→ PROBLEM STATEMENT
Each line in the data must be reproduced as written, except for any picture.

(Items from an interface collection)

↓

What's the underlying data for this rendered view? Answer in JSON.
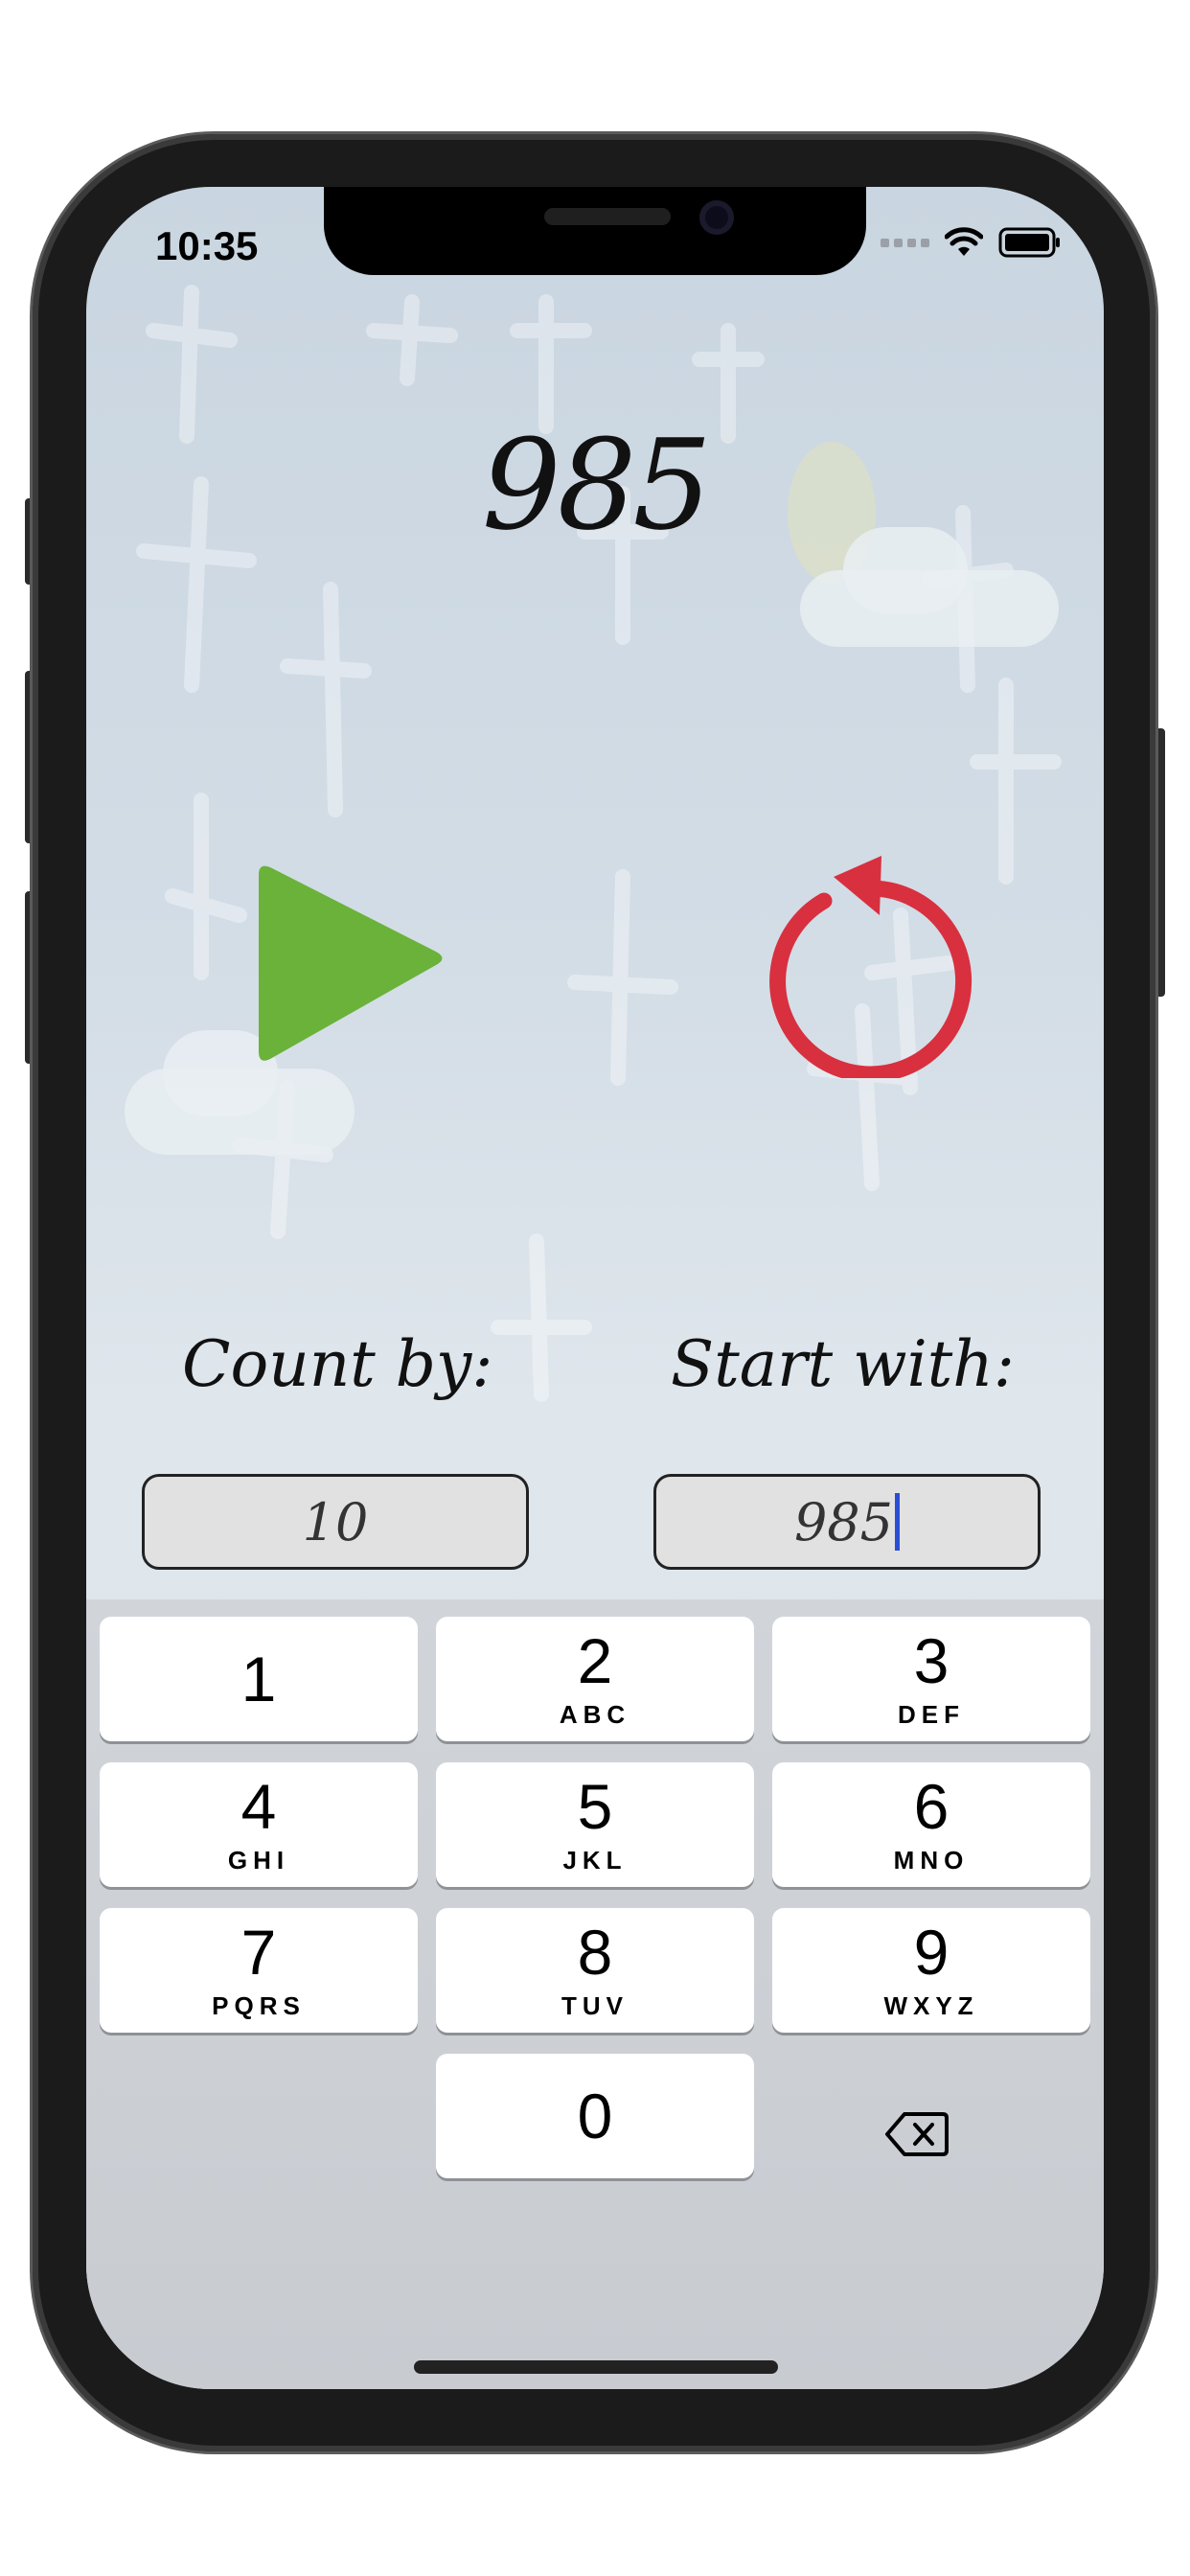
{
  "status_bar": {
    "time": "10:35"
  },
  "counter": {
    "value": "985"
  },
  "controls": {
    "play_icon": "play-icon",
    "reset_icon": "reset-icon"
  },
  "labels": {
    "count_by": "Count by:",
    "start_with": "Start with:"
  },
  "fields": {
    "count_by_value": "10",
    "start_with_value": "985"
  },
  "keyboard": {
    "keys": [
      {
        "digit": "1",
        "letters": ""
      },
      {
        "digit": "2",
        "letters": "ABC"
      },
      {
        "digit": "3",
        "letters": "DEF"
      },
      {
        "digit": "4",
        "letters": "GHI"
      },
      {
        "digit": "5",
        "letters": "JKL"
      },
      {
        "digit": "6",
        "letters": "MNO"
      },
      {
        "digit": "7",
        "letters": "PQRS"
      },
      {
        "digit": "8",
        "letters": "TUV"
      },
      {
        "digit": "9",
        "letters": "WXYZ"
      },
      {
        "digit": "0",
        "letters": ""
      }
    ],
    "delete_icon": "backspace-icon"
  },
  "colors": {
    "play": "#6ab23a",
    "reset": "#d8303f",
    "caret": "#2b4dd6"
  }
}
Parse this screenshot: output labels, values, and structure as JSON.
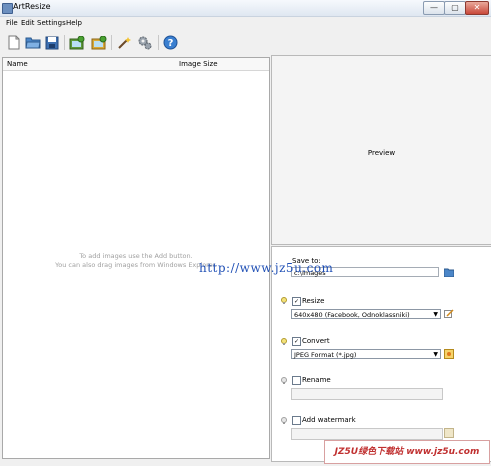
{
  "window": {
    "title": "ArtResize",
    "minimize": "—",
    "maximize": "▢",
    "close": "✕"
  },
  "menu": [
    "File",
    "Edit",
    "Settings",
    "Help"
  ],
  "toolbar": {
    "icons": [
      "new-file-icon",
      "open-folder-icon",
      "save-icon",
      "add-images-icon",
      "add-folder-icon",
      "magic-wand-icon",
      "settings-gears-icon",
      "help-icon"
    ],
    "help_glyph": "?"
  },
  "list": {
    "columns": [
      "Name",
      "Image Size"
    ],
    "empty_line1": "To add images use the Add button.",
    "empty_line2": "You can also drag images from Windows Explorer."
  },
  "preview": {
    "label": "Preview"
  },
  "settings": {
    "save_to": {
      "label": "Save to:",
      "value": "c:\\Images"
    },
    "resize": {
      "label": "Resize",
      "checked": true,
      "check_glyph": "✓",
      "option": "640x480 (Facebook, Odnoklassniki)"
    },
    "convert": {
      "label": "Convert",
      "checked": true,
      "check_glyph": "✓",
      "option": "JPEG Format (*.jpg)"
    },
    "rename": {
      "label": "Rename",
      "checked": false,
      "value": ""
    },
    "watermark": {
      "label": "Add watermark",
      "checked": false,
      "value": ""
    },
    "dropdown_arrow": "▼"
  },
  "overlays": {
    "url": "http://www.jz5u.com",
    "banner": "JZ5U绿色下载站 www.jz5u.com"
  },
  "colors": {
    "accent": "#3a6fb0",
    "titlebar": "#dfe7f1",
    "watermark_url": "#1f4fb5",
    "banner_text": "#c03030"
  }
}
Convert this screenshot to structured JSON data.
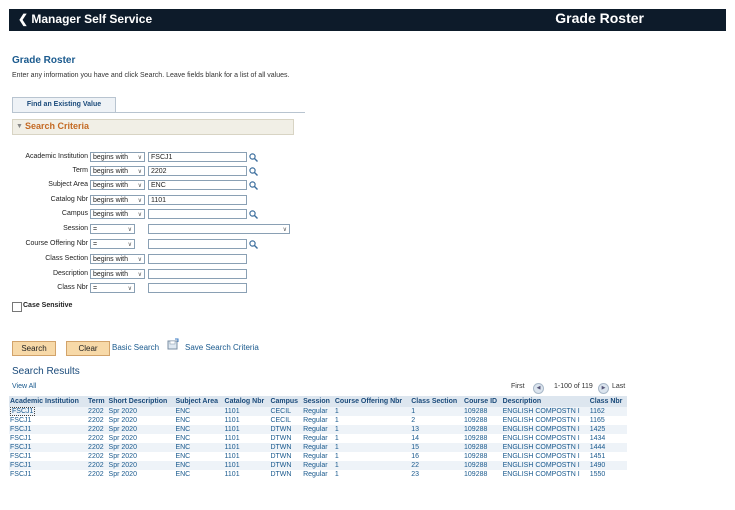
{
  "header": {
    "back_label": "Manager Self Service",
    "title": "Grade Roster"
  },
  "page": {
    "title": "Grade Roster",
    "instructions": "Enter any information you have and click Search. Leave fields blank for a list of all values.",
    "tab_label": "Find an Existing Value",
    "criteria_label": "Search Criteria"
  },
  "fields": [
    {
      "label": "Academic Institution",
      "operator": "begins with",
      "value": "FSCJ1",
      "lookup": true
    },
    {
      "label": "Term",
      "operator": "begins with",
      "value": "2202",
      "lookup": true
    },
    {
      "label": "Subject Area",
      "operator": "begins with",
      "value": "ENC",
      "lookup": true
    },
    {
      "label": "Catalog Nbr",
      "operator": "begins with",
      "value": "1101",
      "lookup": false
    },
    {
      "label": "Campus",
      "operator": "begins with",
      "value": "",
      "lookup": true
    },
    {
      "label": "Session",
      "operator": "=",
      "value": "",
      "lookup": false
    },
    {
      "label": "Course Offering Nbr",
      "operator": "=",
      "value": "",
      "lookup": true
    },
    {
      "label": "Class Section",
      "operator": "begins with",
      "value": "",
      "lookup": false
    },
    {
      "label": "Description",
      "operator": "begins with",
      "value": "",
      "lookup": false
    },
    {
      "label": "Class Nbr",
      "operator": "=",
      "value": "",
      "lookup": false
    }
  ],
  "case_sensitive_label": "Case Sensitive",
  "buttons": {
    "search": "Search",
    "clear": "Clear",
    "basic_search": "Basic Search",
    "save_criteria": "Save Search Criteria"
  },
  "results": {
    "title": "Search Results",
    "view_all": "View All",
    "first": "First",
    "range": "1-100 of 119",
    "last": "Last",
    "columns": [
      "Academic Institution",
      "Term",
      "Short Description",
      "Subject Area",
      "Catalog Nbr",
      "Campus",
      "Session",
      "Course Offering Nbr",
      "Class Section",
      "Course ID",
      "Description",
      "Class Nbr"
    ],
    "rows": [
      [
        "FSCJ1",
        "2202",
        "Spr 2020",
        "ENC",
        "1101",
        "CECIL",
        "Regular",
        "1",
        "1",
        "109288",
        "ENGLISH COMPOSTN I",
        "1162"
      ],
      [
        "FSCJ1",
        "2202",
        "Spr 2020",
        "ENC",
        "1101",
        "CECIL",
        "Regular",
        "1",
        "2",
        "109288",
        "ENGLISH COMPOSTN I",
        "1165"
      ],
      [
        "FSCJ1",
        "2202",
        "Spr 2020",
        "ENC",
        "1101",
        "DTWN",
        "Regular",
        "1",
        "13",
        "109288",
        "ENGLISH COMPOSTN I",
        "1425"
      ],
      [
        "FSCJ1",
        "2202",
        "Spr 2020",
        "ENC",
        "1101",
        "DTWN",
        "Regular",
        "1",
        "14",
        "109288",
        "ENGLISH COMPOSTN I",
        "1434"
      ],
      [
        "FSCJ1",
        "2202",
        "Spr 2020",
        "ENC",
        "1101",
        "DTWN",
        "Regular",
        "1",
        "15",
        "109288",
        "ENGLISH COMPOSTN I",
        "1444"
      ],
      [
        "FSCJ1",
        "2202",
        "Spr 2020",
        "ENC",
        "1101",
        "DTWN",
        "Regular",
        "1",
        "16",
        "109288",
        "ENGLISH COMPOSTN I",
        "1451"
      ],
      [
        "FSCJ1",
        "2202",
        "Spr 2020",
        "ENC",
        "1101",
        "DTWN",
        "Regular",
        "1",
        "22",
        "109288",
        "ENGLISH COMPOSTN I",
        "1490"
      ],
      [
        "FSCJ1",
        "2202",
        "Spr 2020",
        "ENC",
        "1101",
        "DTWN",
        "Regular",
        "1",
        "23",
        "109288",
        "ENGLISH COMPOSTN I",
        "1550"
      ]
    ]
  }
}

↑

→ ANSWER FOR THE TASK
What's the underlying data for this rendered view? Answer in JSON.
{
  "status_bar": {
    "time": "10:35"
  },
  "counter": {
    "value": "985"
  },
  "controls": {
    "play_icon": "play-icon",
    "reset_icon": "reset-icon"
  },
  "labels": {
    "count_by": "Count by:",
    "start_with": "Start with:"
  },
  "fields": {
    "count_by_value": "10",
    "start_with_value": "985"
  },
  "keyboard": {
    "keys": [
      {
        "digit": "1",
        "letters": ""
      },
      {
        "digit": "2",
        "letters": "ABC"
      },
      {
        "digit": "3",
        "letters": "DEF"
      },
      {
        "digit": "4",
        "letters": "GHI"
      },
      {
        "digit": "5",
        "letters": "JKL"
      },
      {
        "digit": "6",
        "letters": "MNO"
      },
      {
        "digit": "7",
        "letters": "PQRS"
      },
      {
        "digit": "8",
        "letters": "TUV"
      },
      {
        "digit": "9",
        "letters": "WXYZ"
      },
      {
        "digit": "0",
        "letters": ""
      }
    ],
    "delete_icon": "backspace-icon"
  },
  "colors": {
    "play": "#6ab23a",
    "reset": "#d8303f",
    "caret": "#2b4dd6"
  }
}
Parse this screenshot: output labels, values, and structure as JSON.
{
  "window": {
    "title": "ArtResize",
    "minimize": "—",
    "maximize": "▢",
    "close": "✕"
  },
  "menu": [
    "File",
    "Edit",
    "Settings",
    "Help"
  ],
  "toolbar": {
    "icons": [
      "new-file-icon",
      "open-folder-icon",
      "save-icon",
      "add-images-icon",
      "add-folder-icon",
      "magic-wand-icon",
      "settings-gears-icon",
      "help-icon"
    ],
    "help_glyph": "?"
  },
  "list": {
    "columns": [
      "Name",
      "Image Size"
    ],
    "empty_line1": "To add images use the Add button.",
    "empty_line2": "You can also drag images from Windows Explorer."
  },
  "preview": {
    "label": "Preview"
  },
  "settings": {
    "save_to": {
      "label": "Save to:",
      "value": "c:\\Images"
    },
    "resize": {
      "label": "Resize",
      "checked": true,
      "check_glyph": "✓",
      "option": "640x480 (Facebook, Odnoklassniki)"
    },
    "convert": {
      "label": "Convert",
      "checked": true,
      "check_glyph": "✓",
      "option": "JPEG Format (*.jpg)"
    },
    "rename": {
      "label": "Rename",
      "checked": false,
      "value": ""
    },
    "watermark": {
      "label": "Add watermark",
      "checked": false,
      "value": ""
    },
    "dropdown_arrow": "▼"
  },
  "overlays": {
    "url": "http://www.jz5u.com",
    "banner": "JZ5U绿色下载站 www.jz5u.com"
  },
  "colors": {
    "accent": "#3a6fb0",
    "titlebar": "#dfe7f1",
    "watermark_url": "#1f4fb5",
    "banner_text": "#c03030"
  }
}
Convert this screenshot to structured JSON data.
{
  "header": {
    "back_label": "Manager Self Service",
    "title": "Grade Roster"
  },
  "page": {
    "title": "Grade Roster",
    "instructions": "Enter any information you have and click Search. Leave fields blank for a list of all values.",
    "tab_label": "Find an Existing Value",
    "criteria_label": "Search Criteria"
  },
  "fields": [
    {
      "label": "Academic Institution",
      "operator": "begins with",
      "value": "FSCJ1",
      "lookup": true
    },
    {
      "label": "Term",
      "operator": "begins with",
      "value": "2202",
      "lookup": true
    },
    {
      "label": "Subject Area",
      "operator": "begins with",
      "value": "ENC",
      "lookup": true
    },
    {
      "label": "Catalog Nbr",
      "operator": "begins with",
      "value": "1101",
      "lookup": false
    },
    {
      "label": "Campus",
      "operator": "begins with",
      "value": "",
      "lookup": true
    },
    {
      "label": "Session",
      "operator": "=",
      "value": "",
      "lookup": false
    },
    {
      "label": "Course Offering Nbr",
      "operator": "=",
      "value": "",
      "lookup": true
    },
    {
      "label": "Class Section",
      "operator": "begins with",
      "value": "",
      "lookup": false
    },
    {
      "label": "Description",
      "operator": "begins with",
      "value": "",
      "lookup": false
    },
    {
      "label": "Class Nbr",
      "operator": "=",
      "value": "",
      "lookup": false
    }
  ],
  "case_sensitive_label": "Case Sensitive",
  "buttons": {
    "search": "Search",
    "clear": "Clear",
    "basic_search": "Basic Search",
    "save_criteria": "Save Search Criteria"
  },
  "results": {
    "title": "Search Results",
    "view_all": "View All",
    "first": "First",
    "range": "1-100 of 119",
    "last": "Last",
    "columns": [
      "Academic Institution",
      "Term",
      "Short Description",
      "Subject Area",
      "Catalog Nbr",
      "Campus",
      "Session",
      "Course Offering Nbr",
      "Class Section",
      "Course ID",
      "Description",
      "Class Nbr"
    ],
    "rows": [
      [
        "FSCJ1",
        "2202",
        "Spr 2020",
        "ENC",
        "1101",
        "CECIL",
        "Regular",
        "1",
        "1",
        "109288",
        "ENGLISH COMPOSTN I",
        "1162"
      ],
      [
        "FSCJ1",
        "2202",
        "Spr 2020",
        "ENC",
        "1101",
        "CECIL",
        "Regular",
        "1",
        "2",
        "109288",
        "ENGLISH COMPOSTN I",
        "1165"
      ],
      [
        "FSCJ1",
        "2202",
        "Spr 2020",
        "ENC",
        "1101",
        "DTWN",
        "Regular",
        "1",
        "13",
        "109288",
        "ENGLISH COMPOSTN I",
        "1425"
      ],
      [
        "FSCJ1",
        "2202",
        "Spr 2020",
        "ENC",
        "1101",
        "DTWN",
        "Regular",
        "1",
        "14",
        "109288",
        "ENGLISH COMPOSTN I",
        "1434"
      ],
      [
        "FSCJ1",
        "2202",
        "Spr 2020",
        "ENC",
        "1101",
        "DTWN",
        "Regular",
        "1",
        "15",
        "109288",
        "ENGLISH COMPOSTN I",
        "1444"
      ],
      [
        "FSCJ1",
        "2202",
        "Spr 2020",
        "ENC",
        "1101",
        "DTWN",
        "Regular",
        "1",
        "16",
        "109288",
        "ENGLISH COMPOSTN I",
        "1451"
      ],
      [
        "FSCJ1",
        "2202",
        "Spr 2020",
        "ENC",
        "1101",
        "DTWN",
        "Regular",
        "1",
        "22",
        "109288",
        "ENGLISH COMPOSTN I",
        "1490"
      ],
      [
        "FSCJ1",
        "2202",
        "Spr 2020",
        "ENC",
        "1101",
        "DTWN",
        "Regular",
        "1",
        "23",
        "109288",
        "ENGLISH COMPOSTN I",
        "1550"
      ]
    ]
  }
}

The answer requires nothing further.